As told to Corbett by Peter Brötzmann, 'Out of the first trio (with Kowald and Sven-Åke Johnasson) and the Schoof/Schlippenbach Qunitet - Gerd Dudek was in it, Buschi, Jaki Liebezeit was the drummer - out of that combination was formed the first Globe Unity'. Not contradicting this, Jeske (1980), reported that Globe Unity was formed in autumn 1966 with a commission received by Alex von Schlippenbach from the Berlin Jazz Festival. 'We did three days of rehearsal in Koln and performed my composition entitled Globe Unity at the Philharmonie in Berlin on 3rd November. The piece was released on Saba the same year.' In the early days, the musical influences were various and the contributions and organization to some extent egalitarian, with Peter Brötzmann and Peter Kowald being particularly important. However, as the different 'periods' (Schlippenbach, 1993; below) were worked through Schlippenbach became the cornerstone and the provider of musical starting points for the group. The main exception to this is Compositions where an invitation was given to other members of the time to submit compositions. Schlippenbach (1993) says that the last concert was given before 92,000 people at the Chicago jazz festival in 1987, though a version of the orchestra was re-convened in 2002 - with a CD released on Intakt in 2003 - and further concerts occurred thereafter.
In Europe, the only other group working in the area of mixing large-scale composition and improvisation is the London Jazz Composers' Orchestra, though Schlippenbach's interests here appear to have been channeled into the equally fine Berlin Contemporary Jazz Orchestra.
Shoemaker, Bill (1984). Globe Unity Orchestra, Downbeat, vol. 51, no. 3, (March), p. 51. A report of the Orchestra's US debut at D.C. Space in Washington DC.

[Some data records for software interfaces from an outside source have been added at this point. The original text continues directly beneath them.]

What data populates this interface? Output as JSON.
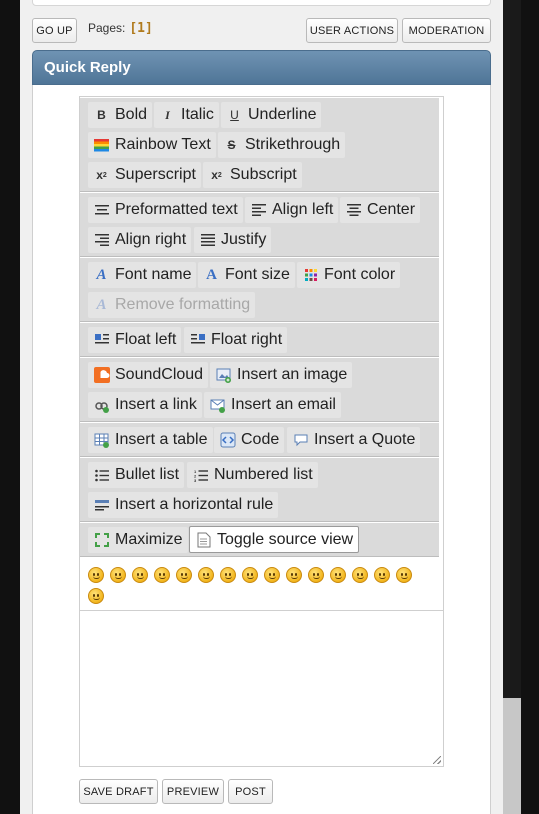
{
  "nav": {
    "go_up": "GO UP",
    "pages_label": "Pages:",
    "pages_value": "[1]",
    "user_actions": "USER ACTIONS",
    "moderation": "MODERATION"
  },
  "quick_reply": {
    "title": "Quick Reply"
  },
  "toolbar": {
    "bold": "Bold",
    "italic": "Italic",
    "underline": "Underline",
    "rainbow": "Rainbow Text",
    "strike": "Strikethrough",
    "superscript": "Superscript",
    "subscript": "Subscript",
    "preformatted": "Preformatted text",
    "align_left": "Align left",
    "center": "Center",
    "align_right": "Align right",
    "justify": "Justify",
    "font_name": "Font name",
    "font_size": "Font size",
    "font_color": "Font color",
    "remove_formatting": "Remove formatting",
    "float_left": "Float left",
    "float_right": "Float right",
    "soundcloud": "SoundCloud",
    "insert_image": "Insert an image",
    "insert_link": "Insert a link",
    "insert_email": "Insert an email",
    "insert_table": "Insert a table",
    "code": "Code",
    "quote": "Insert a Quote",
    "bullet": "Bullet list",
    "numbered": "Numbered list",
    "hr": "Insert a horizontal rule",
    "maximize": "Maximize",
    "source": "Toggle source view"
  },
  "actions": {
    "save_draft": "SAVE DRAFT",
    "preview": "PREVIEW",
    "post": "POST"
  },
  "colors": {
    "header_top": "#6f93b3",
    "header_bottom": "#4f7597",
    "pages_number": "#b07a1d",
    "toolbar_bg": "#dadada"
  }
}
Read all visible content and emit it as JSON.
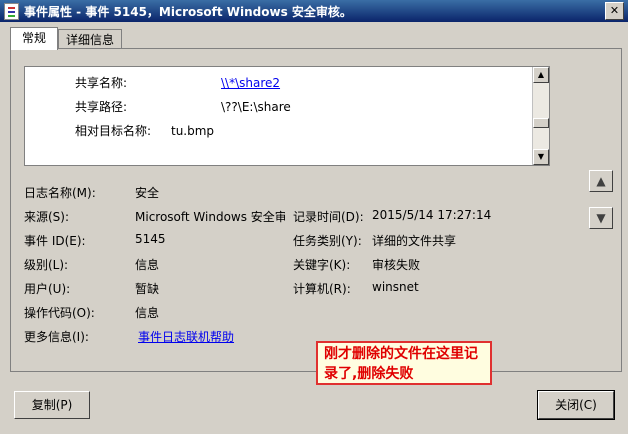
{
  "window": {
    "title": "事件属性 - 事件 5145，Microsoft Windows 安全审核。",
    "close_glyph": "✕"
  },
  "tabs": [
    {
      "label": "常规"
    },
    {
      "label": "详细信息"
    }
  ],
  "details_box": {
    "rows": [
      {
        "label": "共享名称:",
        "value": "\\\\*\\share2"
      },
      {
        "label": "共享路径:",
        "value": "\\??\\E:\\share"
      },
      {
        "label": "相对目标名称:",
        "value": "tu.bmp"
      }
    ]
  },
  "fields": {
    "log_name": {
      "label": "日志名称(M):",
      "value": "安全"
    },
    "source": {
      "label": "来源(S):",
      "value": "Microsoft Windows 安全审"
    },
    "logged": {
      "label": "记录时间(D):",
      "value": "2015/5/14 17:27:14"
    },
    "event_id": {
      "label": "事件 ID(E):",
      "value": "5145"
    },
    "task_category": {
      "label": "任务类别(Y):",
      "value": "详细的文件共享"
    },
    "level": {
      "label": "级别(L):",
      "value": "信息"
    },
    "keywords": {
      "label": "关键字(K):",
      "value": "审核失败"
    },
    "user": {
      "label": "用户(U):",
      "value": "暂缺"
    },
    "computer": {
      "label": "计算机(R):",
      "value": "winsnet"
    },
    "opcode": {
      "label": "操作代码(O):",
      "value": "信息"
    },
    "more_info": {
      "label": "更多信息(I):",
      "link": "事件日志联机帮助"
    }
  },
  "annotation": {
    "text": "刚才删除的文件在这里记录了,删除失败"
  },
  "buttons": {
    "copy": "复制(P)",
    "close": "关闭(C)"
  },
  "icons": {
    "up": "arrow-up-icon",
    "down": "arrow-down-icon"
  }
}
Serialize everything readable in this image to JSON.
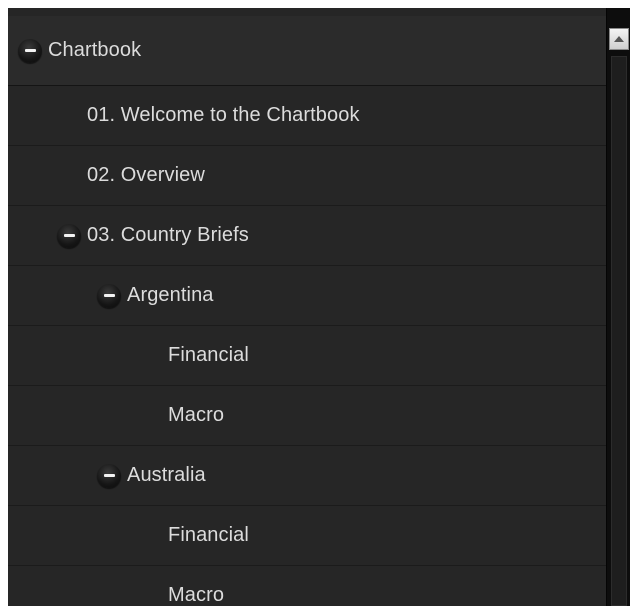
{
  "tree": {
    "root": {
      "label": "Chartbook",
      "toggle_icon": "minus-icon",
      "expanded": true
    },
    "items": [
      {
        "label": "01. Welcome to the Chartbook"
      },
      {
        "label": "02. Overview"
      },
      {
        "label": "03. Country Briefs",
        "toggle_icon": "minus-icon",
        "expanded": true
      },
      {
        "label": "Argentina",
        "toggle_icon": "minus-icon",
        "expanded": true
      },
      {
        "label": "Financial"
      },
      {
        "label": "Macro"
      },
      {
        "label": "Australia",
        "toggle_icon": "minus-icon",
        "expanded": true
      },
      {
        "label": "Financial"
      },
      {
        "label": "Macro"
      }
    ]
  },
  "scrollbar": {
    "up_icon": "arrow-up-icon"
  },
  "colors": {
    "panel_bg": "#262626",
    "root_bg": "#2b2b2b",
    "text": "#dcdcdc",
    "scroll_track": "#0d0d0d"
  }
}
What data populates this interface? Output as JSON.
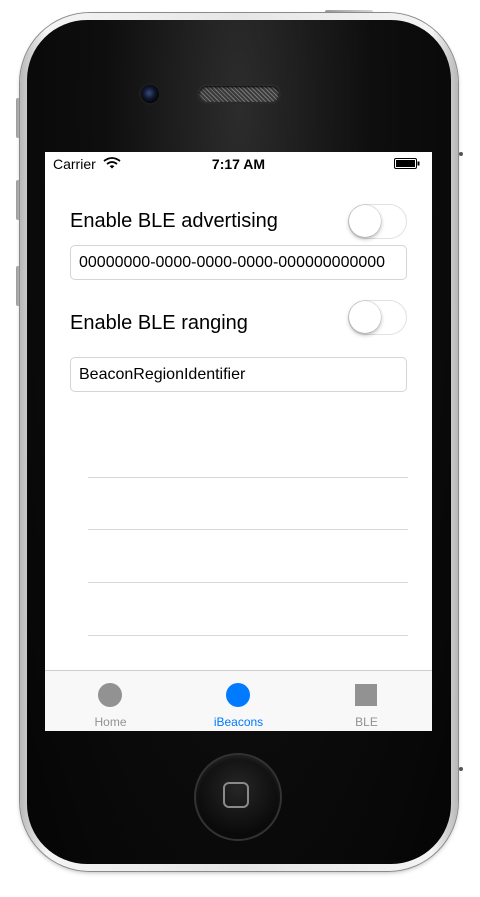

Schlippenbach, Alex von (1993). 20th anniversary. Notes accompanying the FMP CD of the same name that provide probably the best abstract of the group's evolution, development, personel changes and last concert. As much, anyway, as it is possible to squeeze 20 years of activity into 1,000 words.